In another scene five-year-old Prince Edward is taken to the shops with her mother to buy an ice cream – where she also smashes the falsehood that she never carries cash by paying with coins from her purse.
Her Majesty then giggles as her youngest son climbs into her car, making a mess on the seat with his lolly.
In the final scene the Queen, Prince Philip, Prince Charles and Princess Anne head out for a barbecue where the Duke of Edinburgh sizzles some sausages while his wife unpacks the plates and cutlery with the heir to the throne, the Prince of Wales.
In episode four of The Crown, the royal family is shown taking part in the documentary which sees cameras follow them during their day-to-day lives, to prove how ‘normal’ they are.
And in a scene being compared to the BBC comedy The Royle Family, the senior royals sit down together on a sofa to watch the broadcast.
Olivia Colman’s Queen Elizabeth appears to cast an awkward glance as she sits with Princess Margaret, played by Helena Bonham Carter, and Marion Bailey as the Queen Mother.
Helena’s Princess Margaret then quips: ‘This is nothing like a normal evening, if it was a normal evening we’d all be on our own in sad isolation in our individual palaces.
‘It wouldn’t be crowded like this, this is like some kind nightmare Christmas.’
The scene brought to mind the late 1990s sitcom the Royle Family – itself a pun on the more famous dynasty based in Buckingham Palace – in which working class patriarch Jim Royle, played by Ricky Tomlinson, and his extended brood were was usually sat in their Manchester living room watching TV.
The Royal Family took part in the 1969 documentary, which was a combined effort between the BBC and ITV, in a bid to show they were just like their subjects.

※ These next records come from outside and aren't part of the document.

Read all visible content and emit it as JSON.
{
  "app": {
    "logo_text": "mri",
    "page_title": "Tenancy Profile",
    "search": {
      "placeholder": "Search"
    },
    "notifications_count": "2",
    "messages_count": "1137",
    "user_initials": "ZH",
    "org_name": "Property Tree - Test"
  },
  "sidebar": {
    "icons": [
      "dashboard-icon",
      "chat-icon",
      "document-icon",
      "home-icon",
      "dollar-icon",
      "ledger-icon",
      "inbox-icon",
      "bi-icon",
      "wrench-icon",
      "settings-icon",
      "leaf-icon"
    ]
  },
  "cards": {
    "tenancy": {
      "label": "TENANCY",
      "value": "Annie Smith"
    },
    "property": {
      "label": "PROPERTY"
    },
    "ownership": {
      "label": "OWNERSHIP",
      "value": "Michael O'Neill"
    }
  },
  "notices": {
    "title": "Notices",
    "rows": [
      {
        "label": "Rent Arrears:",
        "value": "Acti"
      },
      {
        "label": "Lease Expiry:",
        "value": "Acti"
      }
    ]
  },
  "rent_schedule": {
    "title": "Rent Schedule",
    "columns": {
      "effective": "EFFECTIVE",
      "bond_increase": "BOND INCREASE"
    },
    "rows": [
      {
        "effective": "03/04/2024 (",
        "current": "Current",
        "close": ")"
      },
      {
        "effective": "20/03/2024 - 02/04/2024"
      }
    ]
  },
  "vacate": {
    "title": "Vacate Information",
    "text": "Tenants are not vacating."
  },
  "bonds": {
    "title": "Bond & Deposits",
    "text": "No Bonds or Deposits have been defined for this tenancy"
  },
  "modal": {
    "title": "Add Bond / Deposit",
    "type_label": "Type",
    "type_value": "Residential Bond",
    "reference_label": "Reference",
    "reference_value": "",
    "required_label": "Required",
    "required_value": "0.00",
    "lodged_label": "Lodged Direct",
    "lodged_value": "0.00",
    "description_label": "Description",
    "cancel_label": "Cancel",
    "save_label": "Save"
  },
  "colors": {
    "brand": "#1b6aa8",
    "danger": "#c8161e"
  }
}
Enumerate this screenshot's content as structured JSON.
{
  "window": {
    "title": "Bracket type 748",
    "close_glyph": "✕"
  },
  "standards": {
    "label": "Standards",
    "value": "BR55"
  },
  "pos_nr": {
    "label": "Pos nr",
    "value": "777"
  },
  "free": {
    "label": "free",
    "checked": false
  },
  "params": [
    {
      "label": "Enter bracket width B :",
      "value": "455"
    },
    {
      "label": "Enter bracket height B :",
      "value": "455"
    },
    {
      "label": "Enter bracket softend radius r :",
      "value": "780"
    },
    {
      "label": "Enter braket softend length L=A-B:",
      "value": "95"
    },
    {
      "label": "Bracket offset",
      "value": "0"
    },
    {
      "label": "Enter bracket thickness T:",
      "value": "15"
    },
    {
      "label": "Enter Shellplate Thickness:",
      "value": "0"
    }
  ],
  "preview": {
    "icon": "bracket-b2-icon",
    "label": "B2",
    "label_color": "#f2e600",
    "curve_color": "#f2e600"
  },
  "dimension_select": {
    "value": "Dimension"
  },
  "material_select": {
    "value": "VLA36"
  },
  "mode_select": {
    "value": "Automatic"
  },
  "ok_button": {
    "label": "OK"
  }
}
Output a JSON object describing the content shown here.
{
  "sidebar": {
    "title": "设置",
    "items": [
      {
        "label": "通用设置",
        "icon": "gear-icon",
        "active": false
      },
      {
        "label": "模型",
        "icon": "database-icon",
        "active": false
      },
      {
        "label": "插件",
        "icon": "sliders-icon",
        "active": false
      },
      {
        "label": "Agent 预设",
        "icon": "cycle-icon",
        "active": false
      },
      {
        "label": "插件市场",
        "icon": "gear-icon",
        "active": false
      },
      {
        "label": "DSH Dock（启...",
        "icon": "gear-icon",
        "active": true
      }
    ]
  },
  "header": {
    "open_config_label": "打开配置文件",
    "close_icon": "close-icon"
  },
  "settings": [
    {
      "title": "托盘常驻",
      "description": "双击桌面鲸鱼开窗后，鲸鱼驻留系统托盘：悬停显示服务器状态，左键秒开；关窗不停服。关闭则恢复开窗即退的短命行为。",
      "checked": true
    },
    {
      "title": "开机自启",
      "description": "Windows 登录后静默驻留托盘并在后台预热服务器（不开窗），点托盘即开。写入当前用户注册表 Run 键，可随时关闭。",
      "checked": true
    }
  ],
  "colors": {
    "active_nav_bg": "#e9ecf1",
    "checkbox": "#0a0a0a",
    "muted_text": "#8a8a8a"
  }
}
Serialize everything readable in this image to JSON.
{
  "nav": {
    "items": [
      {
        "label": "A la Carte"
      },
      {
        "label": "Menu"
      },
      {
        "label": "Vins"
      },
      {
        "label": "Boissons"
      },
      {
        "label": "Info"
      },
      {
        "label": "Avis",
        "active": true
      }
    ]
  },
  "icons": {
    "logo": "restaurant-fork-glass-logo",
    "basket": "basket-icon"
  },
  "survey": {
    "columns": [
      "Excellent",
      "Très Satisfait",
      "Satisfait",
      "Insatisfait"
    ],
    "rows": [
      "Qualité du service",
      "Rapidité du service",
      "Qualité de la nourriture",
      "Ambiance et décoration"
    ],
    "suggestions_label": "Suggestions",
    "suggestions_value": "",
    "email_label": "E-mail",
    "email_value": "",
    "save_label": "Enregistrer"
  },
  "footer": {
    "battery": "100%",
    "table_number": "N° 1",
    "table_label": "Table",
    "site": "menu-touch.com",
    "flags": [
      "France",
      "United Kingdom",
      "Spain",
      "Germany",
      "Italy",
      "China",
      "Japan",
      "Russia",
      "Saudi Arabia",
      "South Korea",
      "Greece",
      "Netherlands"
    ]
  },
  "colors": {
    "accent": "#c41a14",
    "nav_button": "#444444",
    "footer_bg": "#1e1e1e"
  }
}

However the programme was greeted with enthusiastic praise, not universally panned as The Crown suggests.
The idea for the documentary, which aired in June 1969, came from the Palace’s new royal press secretary William Heseltine, rather than the Duke of Edinburgh, as the Netflix hos claims.
Heseltine wanted to encourage public support for a monarchy that was increasingly seen as out-of-touch.
The programme was met with praise and proved so popular that it was aired again that same year and once more in 1972.
But hasn’t been broadcast in full since but short clips from the documentary were made available as part of an exhibition for the Queen’s Diamond Jubilee 2012.
However, for the most past the original documentary remains under lock and key with researchers having to pay to view it at BBC HQ, only after getting permission from Buckingham Palace first.
‘You’re killing the monarchy, you know, with this film you’re making,’ the legendary anthropologist and wildlife expert David Attenborough wrote furiously in 1969 to the producer-director of the controversial and ground-breaking television documentary, Royal Family.
‘The whole institution depends on mystique and the tribal chief in his hut,’ continued Attenborough, then BBC 2 controller.
‘If any member of the tribe ever sees inside the hut, then the whole system of the tribal chiefdom is damaged and the tribe eventually disintegrates’, he said.
Filmmaker Bryan Forbes said: ‘If you let the genie out of the bottle, you can never put the cork back again. And a lot of people think, with hindsight, that it was a mistake’.
The Queen is said to have ordered that the film should be withdrawn from circulation.
Even now, more than 40 years later, her attitude towards this misjudged experiment remains implacably negative.
Even in an exhibition, The Queen: Art And Image, at the National Portrait Gallery, Buckingham Palace restricted the organisers to only a 90-second clip from the film.
The other 104 minutes will remain unseen and off-limits, like the 38 hours of unused footage which is now held in the Royal Archives at Windsor, unavailable to the eyes of even serious historians and researchers
As the distinguished journalist Sir Peregrine Worsthorne observed at the time: ‘Initially the public will love seeing the Royal Family as not essentially different from anybody else and in the short term letting in the cameras will enhance the monarchy’s popularity. But in the not-so-long run familiarity will breed, if not contempt, well, familiarity.’
SOURCE: Daily Mail, Martin Robinson